Risk of Skin Cancer Might be Linked to the Use of Biological Agents for Rheumatoid Arthritis

Latest research reveals that the biological agents used to provide relief from the aches of rheumatoid arthritis can be a cause for skin cancers. Previously, it has been known that inflammatory arthritis can enhance the risk of certain types of cancer, especially of the lung and lymphoma. Risks associated with breast and bowel cancers are lower. The research was aimed at finding out if there was any change in the risk of cancer when medicines influencing the immune system were used. These drugs are called TNF inhibitors, short for Tumor Necrosis Factor inhibitors.

Results were arrived at by analyzing databases of the medical archives. The data is between the years of 1998 and 2010. The data was obtained from the British Society for Rheumatology, European League against Rheumatism and American College of Rheumatology. The results obtained were diverse. Eight conference abstracts and results of twenty one independent studies were considered for analysis. All the data was confined to those relating to TNF inhibitor usage. Some of the drugs that are used for the inhibition are adalimumab, protein etanercept and monoclonal antibodies infliximab. On the whole, cases of 40,000 patients were analyzed. Calculating the duration of treatment of each patient, the total number of treatment years was calculated to be 150,000 years.

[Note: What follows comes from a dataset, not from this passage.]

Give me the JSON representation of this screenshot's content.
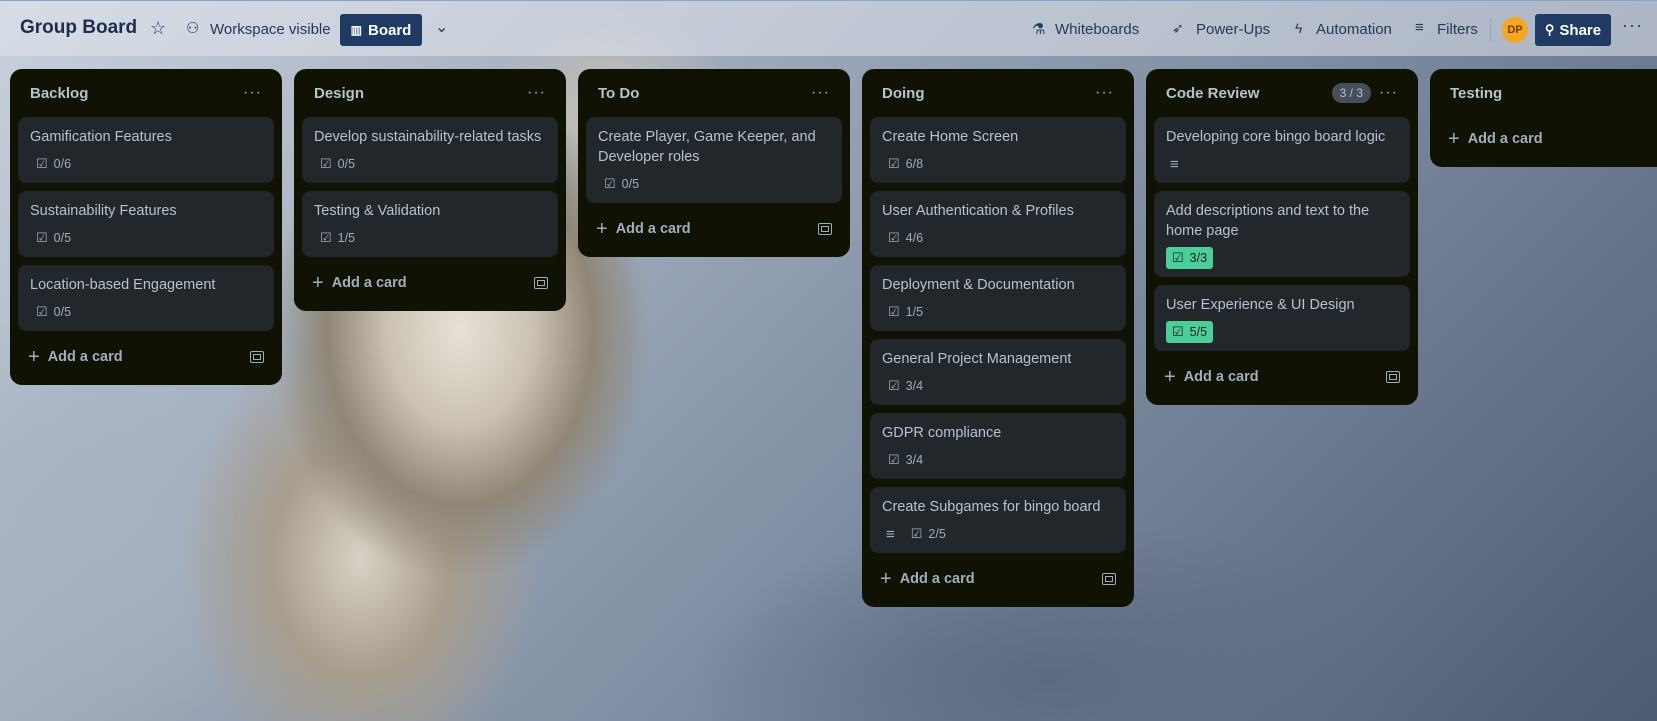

Seven studies revealed that intake of TNF inhibitors did not have any influence over the enhancement of cancer risk. In cases where influence was found, it was largely negligible. These studies involved patients who had undergone long-term treatments as well. In agreement to the results of these studies were two more studies that showed no impact at all and no increase in the risk of cancer in people who were administered TNF inhibitors. However, these two studies revealed that people who had a previous history of cancer did face an increase in the risk of relapse. The rise in increase cannot be attributed directly to the use of TNF inhibitors.

In start contrast to these studies were four studies which claimed a 45% increase in cancer risk, especially in skin cancer. But melanoma risk was found to be low. In agreement with these four results were two more studies which showed a 79% hike in skin cancer risk in patients who took TNF inhibitors. In this case, the increase in the risk of melanoma was found to be significant. The conclusion of the study was that although intake of TNF inhibitors did cause an increase in the risk of melanoma and other types of skin cancers, the influence on other kinds of cancers such as lymphoma is negligible.